Following Lucky33 was Rochester’s Kaiser Solzie. Rochester native James Jackson has been performing under the moniker Kaiser Solzie for years, and has recently built a full band. Jackson was the driving force behind the creation of the local Korner Stage last year. And all local band members and their fans had migrated to Full Sail to rock out to Kaiser Solzie’s set. Donning his pink guitar, Jackson belted out song after song, from one about actor Bill Murray to “Punk Pop Hip Hop” and “Ordinary Average Day,” the songs paired a raw punk energy with catchy feel-good messages.
On the way to see 3OH!3, I ran across With Confidence. The Australian pop punk band was finishing their set with hits from their last album, “Voldemort” and “Keeper.” They signed off with a promise to return to the states by the end of the year. Over the hill, 3OH!3 was in full swing. The massive dance party spilled out from under the amphitheater tent and into the expansive lawn. For their grand finale, they brought the members of Simple Plan onto stage to join in on their hit song “Don’t Trust Me.”
We ended the day at the amphitheater tent with a performance by Waterparks, a Texas trio who are more on the pop side of the pop/punk spectrum. When I saw them at Warped Tour a couple years ago, they were playing songs from their EP Cluster. They’ve since released two full-length albums.Their set list included songs from both, including the acoustic “Lucky People.” They ended with the the catchy little love song “Stupid For You.”

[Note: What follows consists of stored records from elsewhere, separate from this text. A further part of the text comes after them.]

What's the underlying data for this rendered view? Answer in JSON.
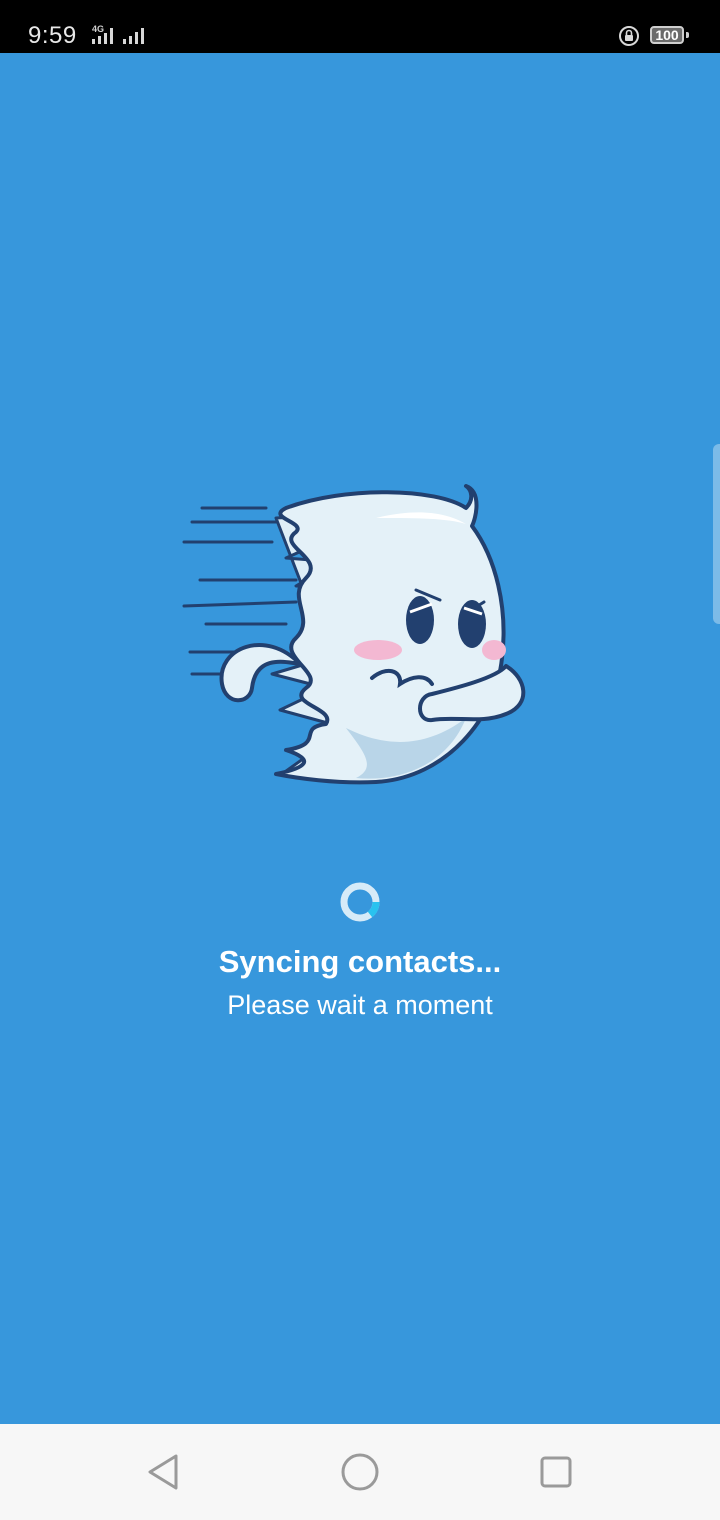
{
  "status_bar": {
    "time": "9:59",
    "network_type": "4G",
    "battery_level": "100",
    "icons": [
      "signal-icon",
      "signal-icon",
      "rotation-lock-icon",
      "battery-icon"
    ]
  },
  "sync_screen": {
    "title": "Syncing contacts...",
    "subtitle": "Please wait a moment",
    "illustration": "flying-ghost-illustration",
    "loading_indicator": "spinner-icon"
  },
  "navigation_bar": {
    "buttons": [
      "back-icon",
      "home-icon",
      "recents-icon"
    ]
  },
  "colors": {
    "background": "#3797dc",
    "status_bar": "#000000",
    "nav_bar": "#f7f7f7",
    "ghost_outline": "#22406f",
    "spinner_accent": "#29c2ef"
  }
}
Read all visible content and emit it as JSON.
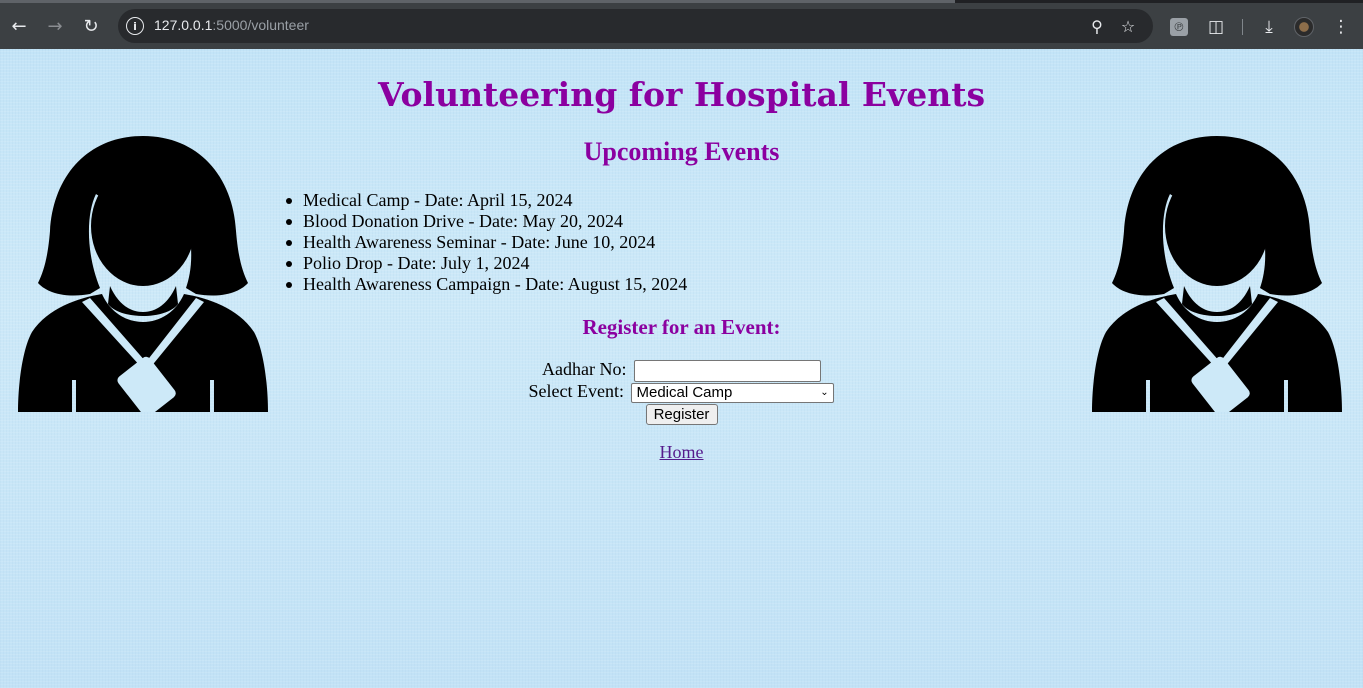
{
  "browser": {
    "url_host": "127.0.0.1",
    "url_path": ":5000/volunteer",
    "icons": [
      "back-arrow-icon",
      "forward-arrow-icon",
      "reload-icon",
      "site-info-icon",
      "zoom-icon",
      "bookmark-star-icon",
      "extension-icon",
      "puzzle-extensions-icon",
      "download-icon",
      "profile-avatar",
      "menu-kebab-icon"
    ]
  },
  "page": {
    "title": "Volunteering for Hospital Events",
    "subtitle": "Upcoming Events",
    "events": [
      "Medical Camp - Date: April 15, 2024",
      "Blood Donation Drive - Date: May 20, 2024",
      "Health Awareness Seminar - Date: June 10, 2024",
      "Polio Drop - Date: July 1, 2024",
      "Health Awareness Campaign - Date: August 15, 2024"
    ],
    "register_heading": "Register for an Event:",
    "aadhar_label": "Aadhar No:",
    "aadhar_value": "",
    "event_label": "Select Event:",
    "event_selected": "Medical Camp",
    "register_button": "Register",
    "home_link": "Home"
  },
  "colors": {
    "heading": "#8b00a0",
    "link": "#551a8b",
    "background": "#c8e6f7"
  }
}
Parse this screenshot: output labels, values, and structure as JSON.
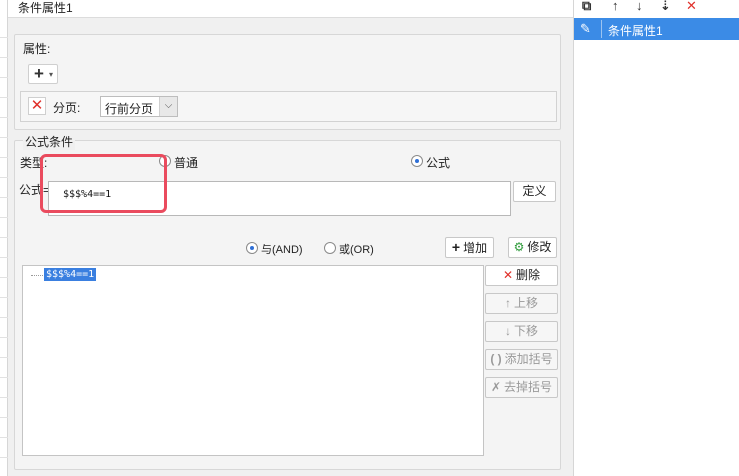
{
  "dialog": {
    "title": "条件属性1"
  },
  "attributes": {
    "section_label": "属性:",
    "add_symbol": "+",
    "caret_symbol": "▾",
    "delete_symbol": "✕",
    "page_label": "分页:",
    "page_select_value": "行前分页",
    "dropdown_symbol": "⌵"
  },
  "formula_condition": {
    "section_label": "公式条件",
    "type_label": "类型:",
    "type_options": [
      {
        "label": "普通",
        "checked": false
      },
      {
        "label": "公式",
        "checked": true
      }
    ],
    "formula_label": "公式=",
    "formula_value": "$$$%4==1",
    "define_button": "定义",
    "logic_options": [
      {
        "label": "与(AND)",
        "checked": true
      },
      {
        "label": "或(OR)",
        "checked": false
      }
    ],
    "add_button": "增加",
    "modify_button": "修改",
    "conditions": [
      "$$$%4==1"
    ],
    "side_buttons": [
      {
        "label": "删除",
        "icon": "✕",
        "enabled": true
      },
      {
        "label": "上移",
        "icon": "↑",
        "enabled": false
      },
      {
        "label": "下移",
        "icon": "↓",
        "enabled": false
      },
      {
        "label": "添加括号",
        "icon": "( )",
        "enabled": false
      },
      {
        "label": "去掉括号",
        "icon": "✗",
        "enabled": false
      }
    ]
  },
  "right_panel": {
    "toolbar": [
      {
        "name": "copy-icon",
        "glyph": "⧉"
      },
      {
        "name": "move-up-icon",
        "glyph": "↑"
      },
      {
        "name": "move-down-icon",
        "glyph": "↓"
      },
      {
        "name": "sort-icon",
        "glyph": "⇣"
      },
      {
        "name": "delete-icon",
        "glyph": "✕"
      }
    ],
    "items": [
      {
        "label": "条件属性1",
        "selected": true
      }
    ]
  },
  "colors": {
    "accent": "#3b8be6",
    "highlight_frame": "#ea4b5e",
    "delete_red": "#e0302a",
    "selection": "#3a7fe0"
  }
}
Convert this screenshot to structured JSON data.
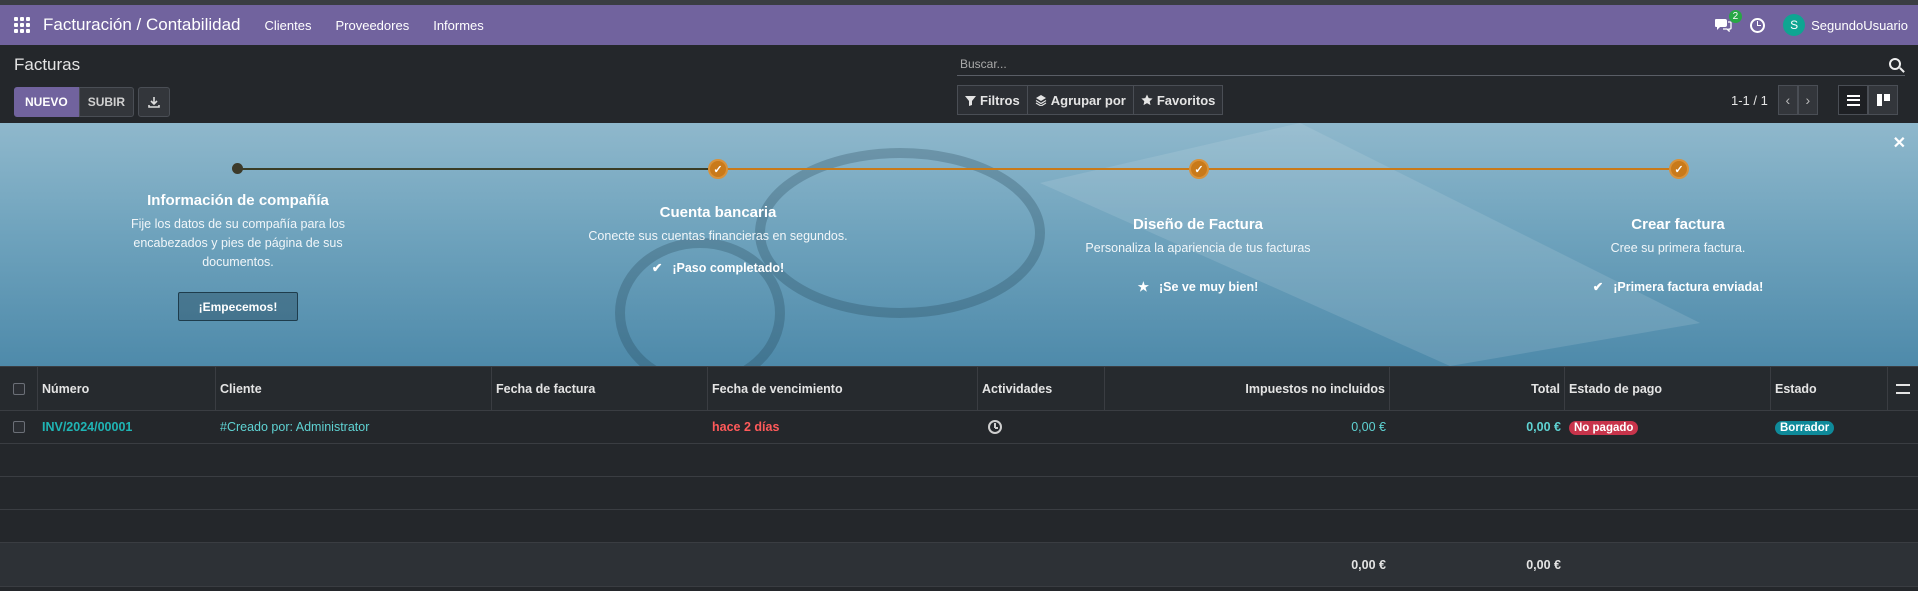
{
  "navbar": {
    "brand": "Facturación / Contabilidad",
    "menu": [
      "Clientes",
      "Proveedores",
      "Informes"
    ],
    "chat_badge": "2",
    "user_initial": "S",
    "user_name": "SegundoUsuario",
    "color": "#71639e"
  },
  "control": {
    "title": "Facturas",
    "new_label": "NUEVO",
    "upload_label": "SUBIR",
    "search_placeholder": "Buscar...",
    "filters_label": "Filtros",
    "group_label": "Agrupar por",
    "favorites_label": "Favoritos",
    "pager_value": "1-1 / 1"
  },
  "onboarding": {
    "steps": [
      {
        "title": "Información de compañía",
        "description": "Fije los datos de su compañía para los encabezados y pies de página de sus documentos.",
        "button": "¡Empecemos!",
        "state": "current"
      },
      {
        "title": "Cuenta bancaria",
        "description": "Conecte sus cuentas financieras en segundos.",
        "status": "¡Paso completado!",
        "status_icon": "check-icon",
        "state": "done"
      },
      {
        "title": "Diseño de Factura",
        "description": "Personaliza la apariencia de tus facturas",
        "status": "¡Se ve muy bien!",
        "status_icon": "star-icon",
        "state": "done"
      },
      {
        "title": "Crear factura",
        "description": "Cree su primera factura.",
        "status": "¡Primera factura enviada!",
        "status_icon": "check-icon",
        "state": "done"
      }
    ]
  },
  "table": {
    "headers": {
      "number": "Número",
      "client": "Cliente",
      "invoice_date": "Fecha de factura",
      "due_date": "Fecha de vencimiento",
      "activities": "Actividades",
      "untaxed": "Impuestos no incluidos",
      "total": "Total",
      "payment_state": "Estado de pago",
      "state": "Estado"
    },
    "rows": [
      {
        "number": "INV/2024/00001",
        "client": "#Creado por: Administrator",
        "invoice_date": "",
        "due_date": "hace 2 días",
        "untaxed": "0,00 €",
        "total": "0,00 €",
        "payment_state": "No pagado",
        "state": "Borrador"
      }
    ],
    "footer": {
      "untaxed": "0,00 €",
      "total": "0,00 €"
    }
  }
}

Photographer Meredith Snow caught a few sets that I didn’t, including Motionless In White, Digital Afterlife, Doll Skin, Great American Ghost, Of Night and Light, Pros & Icons, and Every Time I Die. See the full photo gallery below for these pics and more.
All in all it was a memorable day, although tinged with sadness about the end of the Warped Tour era. Throughout the day, I spent time with friends from as far flung as Syracuse and Buffalo. I saw people I met at Warped Tour in previous years,and I met some new people. We swapped stories while making new memories. This touring festival successfully brought together some of the greatest alternative musicians from around the world and made them accessible to millions. But it also brought people together and built communal experiences that defined an entire generation.